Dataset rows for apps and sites
◆ ◆ ◆ ◆

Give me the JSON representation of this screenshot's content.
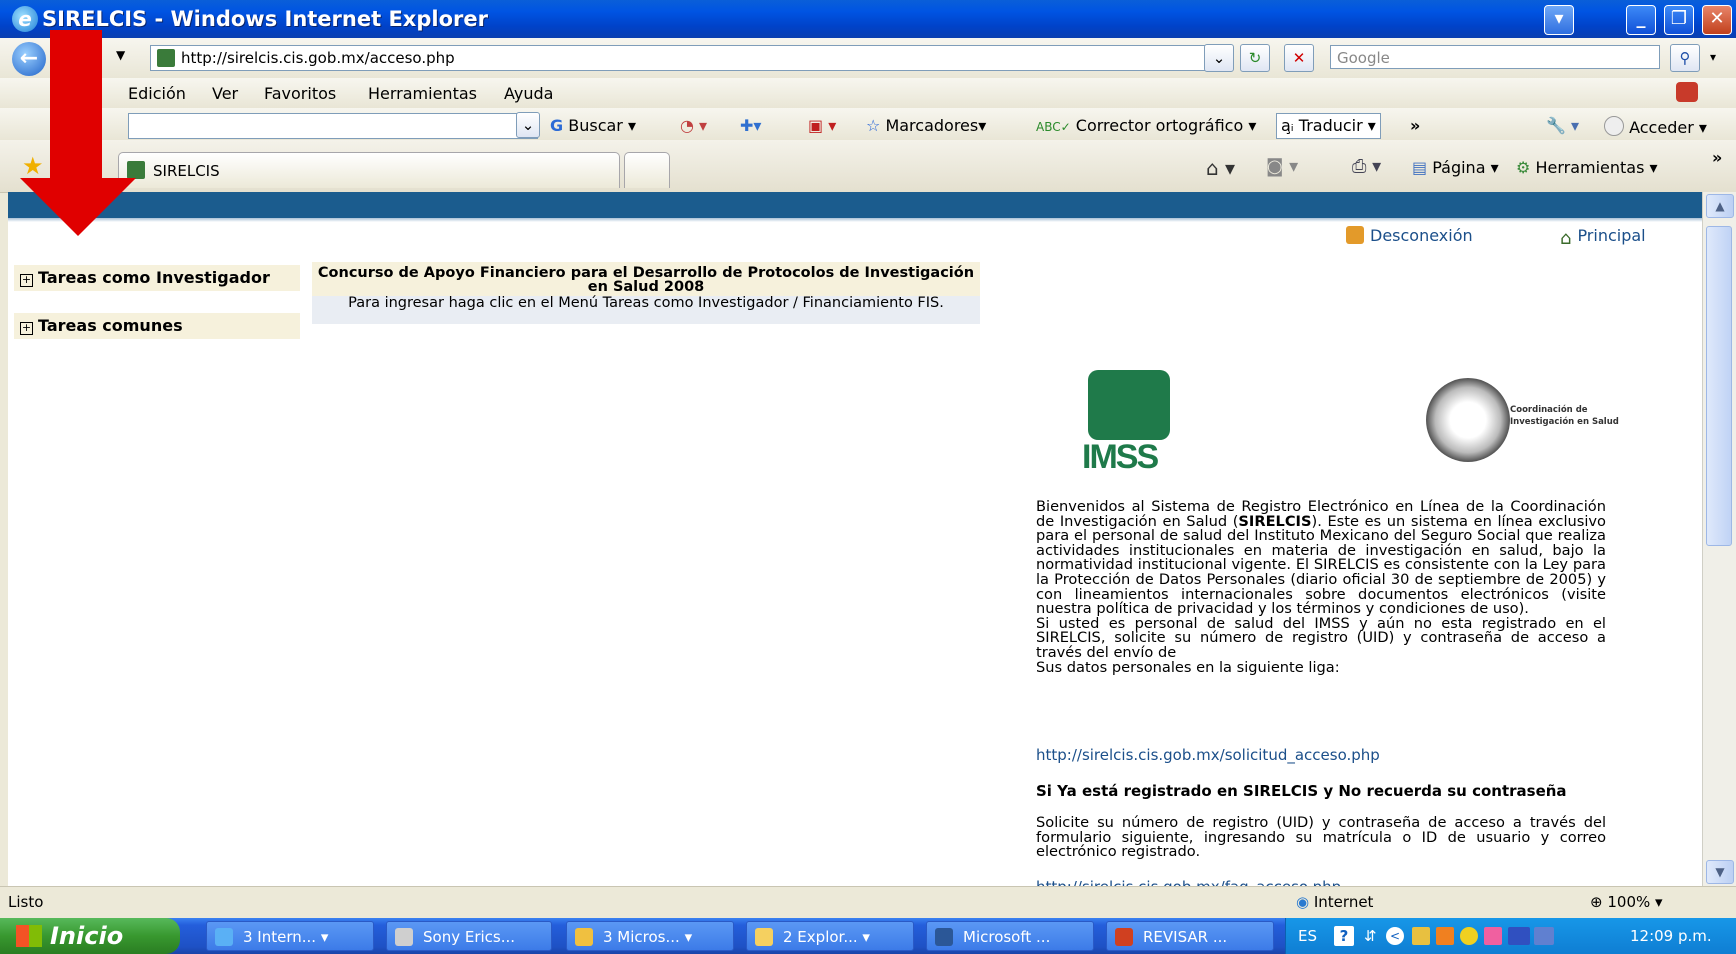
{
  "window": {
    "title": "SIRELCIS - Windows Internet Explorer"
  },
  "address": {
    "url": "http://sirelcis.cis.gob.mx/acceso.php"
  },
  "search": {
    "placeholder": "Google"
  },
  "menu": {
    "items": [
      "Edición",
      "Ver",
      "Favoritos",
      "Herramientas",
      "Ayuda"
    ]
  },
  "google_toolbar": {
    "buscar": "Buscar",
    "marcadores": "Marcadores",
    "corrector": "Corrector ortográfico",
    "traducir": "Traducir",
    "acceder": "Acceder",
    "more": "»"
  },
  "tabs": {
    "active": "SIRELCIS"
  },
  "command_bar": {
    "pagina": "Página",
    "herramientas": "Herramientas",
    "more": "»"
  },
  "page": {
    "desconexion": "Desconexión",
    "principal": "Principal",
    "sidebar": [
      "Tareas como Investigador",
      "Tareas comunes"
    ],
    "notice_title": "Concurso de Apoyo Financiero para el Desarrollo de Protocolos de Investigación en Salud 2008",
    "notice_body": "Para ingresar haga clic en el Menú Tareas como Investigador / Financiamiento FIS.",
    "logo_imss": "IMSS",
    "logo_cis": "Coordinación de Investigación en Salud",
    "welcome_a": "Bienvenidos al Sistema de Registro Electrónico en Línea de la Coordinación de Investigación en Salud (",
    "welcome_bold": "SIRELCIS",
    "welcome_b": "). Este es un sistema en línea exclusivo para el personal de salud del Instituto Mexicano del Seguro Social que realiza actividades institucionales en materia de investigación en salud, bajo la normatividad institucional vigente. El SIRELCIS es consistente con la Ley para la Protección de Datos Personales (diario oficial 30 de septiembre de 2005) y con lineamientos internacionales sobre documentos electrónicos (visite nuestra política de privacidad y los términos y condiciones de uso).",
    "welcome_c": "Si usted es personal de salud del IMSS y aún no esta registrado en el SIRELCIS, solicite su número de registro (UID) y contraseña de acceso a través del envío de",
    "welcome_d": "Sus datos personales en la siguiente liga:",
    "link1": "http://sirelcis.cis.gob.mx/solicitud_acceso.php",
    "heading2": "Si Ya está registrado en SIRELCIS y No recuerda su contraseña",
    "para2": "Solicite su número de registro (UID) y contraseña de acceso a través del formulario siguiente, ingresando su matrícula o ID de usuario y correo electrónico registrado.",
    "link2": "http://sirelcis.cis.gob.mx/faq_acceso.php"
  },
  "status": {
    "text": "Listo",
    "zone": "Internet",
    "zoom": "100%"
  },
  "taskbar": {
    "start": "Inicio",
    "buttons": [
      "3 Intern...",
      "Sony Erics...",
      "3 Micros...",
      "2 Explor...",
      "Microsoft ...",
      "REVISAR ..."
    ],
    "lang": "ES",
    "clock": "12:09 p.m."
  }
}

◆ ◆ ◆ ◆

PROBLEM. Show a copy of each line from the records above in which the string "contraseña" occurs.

RESPONSE AREA.
    "welcome_c": "Si usted es personal de salud del IMSS y aún no esta registrado en el SIRELCIS, solicite su número de registro (UID) y contraseña de acceso a través del envío de",
    "heading2": "Si Ya está registrado en SIRELCIS y No recuerda su contraseña",
    "para2": "Solicite su número de registro (UID) y contraseña de acceso a través del formulario siguiente, ingresando su matrícula o ID de usuario y correo electrónico registrado.",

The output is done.